In cult-themed flick The Other Lamb, the U.K. actor continues her alt-cinematic rise.
Raffey Cassidy’s unconventional tastes are well proven: with films like Yorgos Lanthimos’s psychodrama The Killing of a Sacred Deer (2017) and pop-tragedy Vox Lux (2018), the former child actor has effectively emancipated herself from the typical young-adult track. Thus, The Other Lamb, a new picturesque thriller from Polish director Małgorzata Szumowska, naturally piqued Cassidy’s interest. “It’s actually rare nowadays to find characters my age who aren’t just ‘the daughter’ or a regular teenager,” the 18-year-old says. “[This role] seemed like a really special challenge; there were so many layers to her.”
Like her, Cassidy’s character seeks to eschew convention. Under the dubious leadership of a megalomaniac patriarch (Michiel Huisman), Selah (Cassidy) becomes the “black sheep” of a hyper-fringe sect. That scenario is made all the more treacherous by Szumowska’s scene-setting: Think flashes of mystical gore and sublime, isolated scenery.

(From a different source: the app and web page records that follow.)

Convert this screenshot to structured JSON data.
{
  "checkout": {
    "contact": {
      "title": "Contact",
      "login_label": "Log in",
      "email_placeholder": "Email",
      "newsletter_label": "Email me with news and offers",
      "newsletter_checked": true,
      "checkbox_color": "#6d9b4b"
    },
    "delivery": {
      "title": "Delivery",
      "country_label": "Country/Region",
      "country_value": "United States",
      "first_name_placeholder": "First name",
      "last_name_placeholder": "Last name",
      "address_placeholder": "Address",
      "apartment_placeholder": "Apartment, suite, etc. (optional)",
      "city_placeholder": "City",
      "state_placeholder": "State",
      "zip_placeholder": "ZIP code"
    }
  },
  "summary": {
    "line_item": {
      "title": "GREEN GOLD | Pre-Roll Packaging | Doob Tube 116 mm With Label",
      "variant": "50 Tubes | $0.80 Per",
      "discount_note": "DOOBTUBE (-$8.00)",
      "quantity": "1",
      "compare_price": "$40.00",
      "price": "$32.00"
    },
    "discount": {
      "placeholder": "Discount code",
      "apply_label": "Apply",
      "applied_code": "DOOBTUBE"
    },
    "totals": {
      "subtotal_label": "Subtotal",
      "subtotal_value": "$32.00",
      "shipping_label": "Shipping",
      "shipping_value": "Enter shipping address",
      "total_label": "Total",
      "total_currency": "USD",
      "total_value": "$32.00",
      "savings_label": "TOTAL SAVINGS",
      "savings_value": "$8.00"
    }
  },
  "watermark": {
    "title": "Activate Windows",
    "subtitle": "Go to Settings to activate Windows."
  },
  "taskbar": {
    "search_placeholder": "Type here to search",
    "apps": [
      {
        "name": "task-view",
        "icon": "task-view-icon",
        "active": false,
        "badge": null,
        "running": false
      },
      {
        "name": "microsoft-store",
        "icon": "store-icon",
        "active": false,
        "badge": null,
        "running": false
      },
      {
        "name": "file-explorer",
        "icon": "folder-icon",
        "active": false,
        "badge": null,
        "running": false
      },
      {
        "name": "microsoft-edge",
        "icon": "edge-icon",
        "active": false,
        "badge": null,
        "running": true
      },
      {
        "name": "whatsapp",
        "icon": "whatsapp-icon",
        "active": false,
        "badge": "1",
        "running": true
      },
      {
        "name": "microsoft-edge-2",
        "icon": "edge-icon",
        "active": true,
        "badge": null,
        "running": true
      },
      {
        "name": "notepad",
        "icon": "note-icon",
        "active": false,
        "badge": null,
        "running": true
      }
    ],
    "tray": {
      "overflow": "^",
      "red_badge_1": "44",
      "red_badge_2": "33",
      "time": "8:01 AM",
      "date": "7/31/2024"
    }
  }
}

On location in the freezing Irish countryside, the production tested the actors’ physical limits. “When you see us walking through those tough conditions,” Cassidy recalls, “[our reactions] are completely genuine. That was not acting, actually.” For the film’s subtler physical demands, Cassidy had unique advantages. “Małgo is a big fan of ‘eye-acting,’” she says, pointing to another throughline of her work; as a Lanthimos alum, her ocular acting muscles were well-oiled. “Yorgos loves the intense eyes and everything; I definitely got practice [working with him],” says Cassidy. “I feel like that’s something I almost prefer doing, as opposed to reading lines. It’s obviously easier to say what you mean, and a bit more challenging for [actors] to get what we want across without saying it.”
As its title hints, The Other Lamb also stars an ever-present flock of actual sheep. Besides serving up some serious eye-acting of their own, Cassidy’s non-human cast-mates revealed one acting convention that she can get behind: thou shalt not work with animals. “The big guy with the horns was called Jeffrey the Ram,” she says. “And I can say that no one wanted to play with Jeffrey [Laughs]…He could be quite aggressive, so we all kept our distance as much as possible.” In proving the showbiz adage, Jeffrey ultimately provides a valuable lesson for us all: that, sometimes, social distancing is key.
The Other Lamb from IFC Midnight is available to stream at home here.